Segment Start: Data to process

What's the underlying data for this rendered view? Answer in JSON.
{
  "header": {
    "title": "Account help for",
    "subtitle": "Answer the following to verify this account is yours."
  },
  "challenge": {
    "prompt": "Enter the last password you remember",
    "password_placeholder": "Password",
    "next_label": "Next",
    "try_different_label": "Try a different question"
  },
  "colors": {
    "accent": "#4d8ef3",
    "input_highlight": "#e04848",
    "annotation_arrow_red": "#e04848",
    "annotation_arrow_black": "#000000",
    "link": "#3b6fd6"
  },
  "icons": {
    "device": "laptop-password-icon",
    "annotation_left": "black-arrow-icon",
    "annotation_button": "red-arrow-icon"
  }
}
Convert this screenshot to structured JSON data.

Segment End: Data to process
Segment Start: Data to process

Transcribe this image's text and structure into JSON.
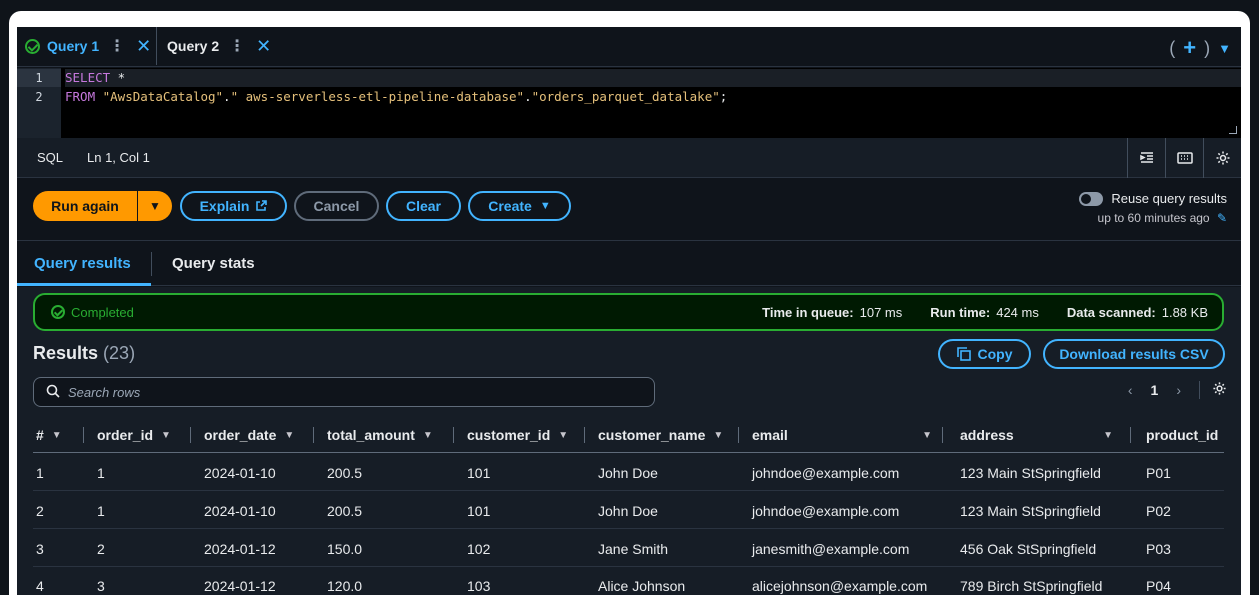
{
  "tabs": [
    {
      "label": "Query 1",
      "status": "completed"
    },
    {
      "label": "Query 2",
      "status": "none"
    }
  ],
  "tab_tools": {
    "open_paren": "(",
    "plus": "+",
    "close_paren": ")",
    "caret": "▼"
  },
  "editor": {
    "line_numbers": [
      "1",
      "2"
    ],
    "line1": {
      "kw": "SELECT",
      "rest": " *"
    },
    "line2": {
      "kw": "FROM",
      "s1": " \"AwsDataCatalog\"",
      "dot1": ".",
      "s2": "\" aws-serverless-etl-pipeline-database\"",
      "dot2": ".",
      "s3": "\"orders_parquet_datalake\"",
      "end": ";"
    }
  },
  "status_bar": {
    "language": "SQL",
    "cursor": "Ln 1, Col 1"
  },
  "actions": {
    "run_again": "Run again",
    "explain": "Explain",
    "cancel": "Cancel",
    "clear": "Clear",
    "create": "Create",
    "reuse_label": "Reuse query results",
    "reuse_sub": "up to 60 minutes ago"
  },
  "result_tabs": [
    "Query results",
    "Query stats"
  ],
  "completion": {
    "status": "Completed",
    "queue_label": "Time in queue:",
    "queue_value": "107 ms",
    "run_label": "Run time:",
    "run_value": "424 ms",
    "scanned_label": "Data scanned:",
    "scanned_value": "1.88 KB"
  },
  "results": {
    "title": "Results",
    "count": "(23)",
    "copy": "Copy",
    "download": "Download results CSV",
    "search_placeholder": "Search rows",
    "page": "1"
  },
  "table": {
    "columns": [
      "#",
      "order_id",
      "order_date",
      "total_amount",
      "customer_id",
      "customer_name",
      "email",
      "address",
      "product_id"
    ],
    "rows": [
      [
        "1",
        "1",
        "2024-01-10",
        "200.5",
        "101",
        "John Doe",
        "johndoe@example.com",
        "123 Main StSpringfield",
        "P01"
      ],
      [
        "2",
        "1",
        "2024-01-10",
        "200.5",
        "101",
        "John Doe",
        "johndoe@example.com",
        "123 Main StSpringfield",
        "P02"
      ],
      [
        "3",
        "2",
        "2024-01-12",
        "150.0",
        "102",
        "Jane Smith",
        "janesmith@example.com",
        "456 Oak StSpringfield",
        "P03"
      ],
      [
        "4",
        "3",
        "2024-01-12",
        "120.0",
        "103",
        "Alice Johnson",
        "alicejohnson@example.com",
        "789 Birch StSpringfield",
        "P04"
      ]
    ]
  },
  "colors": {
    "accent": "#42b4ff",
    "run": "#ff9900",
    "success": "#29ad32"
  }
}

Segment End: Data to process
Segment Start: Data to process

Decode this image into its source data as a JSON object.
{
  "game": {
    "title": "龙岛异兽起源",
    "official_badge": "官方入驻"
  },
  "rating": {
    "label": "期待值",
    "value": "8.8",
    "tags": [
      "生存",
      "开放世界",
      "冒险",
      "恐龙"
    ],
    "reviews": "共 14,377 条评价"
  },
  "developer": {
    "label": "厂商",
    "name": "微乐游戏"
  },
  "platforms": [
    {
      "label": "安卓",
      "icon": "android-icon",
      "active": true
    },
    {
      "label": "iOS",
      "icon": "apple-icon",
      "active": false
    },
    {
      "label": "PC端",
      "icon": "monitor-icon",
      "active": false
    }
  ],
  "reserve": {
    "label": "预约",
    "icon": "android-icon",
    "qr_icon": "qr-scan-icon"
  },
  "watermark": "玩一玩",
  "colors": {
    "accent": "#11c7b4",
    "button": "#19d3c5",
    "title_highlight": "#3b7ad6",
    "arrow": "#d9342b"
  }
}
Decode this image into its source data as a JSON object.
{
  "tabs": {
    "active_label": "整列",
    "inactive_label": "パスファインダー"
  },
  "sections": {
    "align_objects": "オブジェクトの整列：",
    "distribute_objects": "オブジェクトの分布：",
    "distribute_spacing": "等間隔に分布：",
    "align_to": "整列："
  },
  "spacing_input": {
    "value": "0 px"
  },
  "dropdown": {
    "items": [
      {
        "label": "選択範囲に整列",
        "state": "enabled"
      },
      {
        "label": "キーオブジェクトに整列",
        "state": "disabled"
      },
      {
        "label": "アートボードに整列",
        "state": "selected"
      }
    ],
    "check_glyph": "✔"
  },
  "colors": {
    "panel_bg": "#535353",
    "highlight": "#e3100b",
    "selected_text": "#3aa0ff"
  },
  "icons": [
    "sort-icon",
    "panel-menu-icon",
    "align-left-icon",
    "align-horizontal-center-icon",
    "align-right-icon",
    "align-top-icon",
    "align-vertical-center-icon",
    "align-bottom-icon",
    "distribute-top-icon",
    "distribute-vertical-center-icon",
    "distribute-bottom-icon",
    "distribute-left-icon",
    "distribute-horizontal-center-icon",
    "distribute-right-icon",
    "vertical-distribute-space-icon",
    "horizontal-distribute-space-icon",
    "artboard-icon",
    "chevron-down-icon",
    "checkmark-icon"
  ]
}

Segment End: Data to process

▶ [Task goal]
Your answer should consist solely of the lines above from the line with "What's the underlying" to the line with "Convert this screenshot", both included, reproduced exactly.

▶ [Exercise result]
What's the underlying data for this rendered view? Answer in JSON.
{
  "header": {
    "title": "Account help for",
    "subtitle": "Answer the following to verify this account is yours."
  },
  "challenge": {
    "prompt": "Enter the last password you remember",
    "password_placeholder": "Password",
    "next_label": "Next",
    "try_different_label": "Try a different question"
  },
  "colors": {
    "accent": "#4d8ef3",
    "input_highlight": "#e04848",
    "annotation_arrow_red": "#e04848",
    "annotation_arrow_black": "#000000",
    "link": "#3b6fd6"
  },
  "icons": {
    "device": "laptop-password-icon",
    "annotation_left": "black-arrow-icon",
    "annotation_button": "red-arrow-icon"
  }
}
Convert this screenshot to structured JSON data.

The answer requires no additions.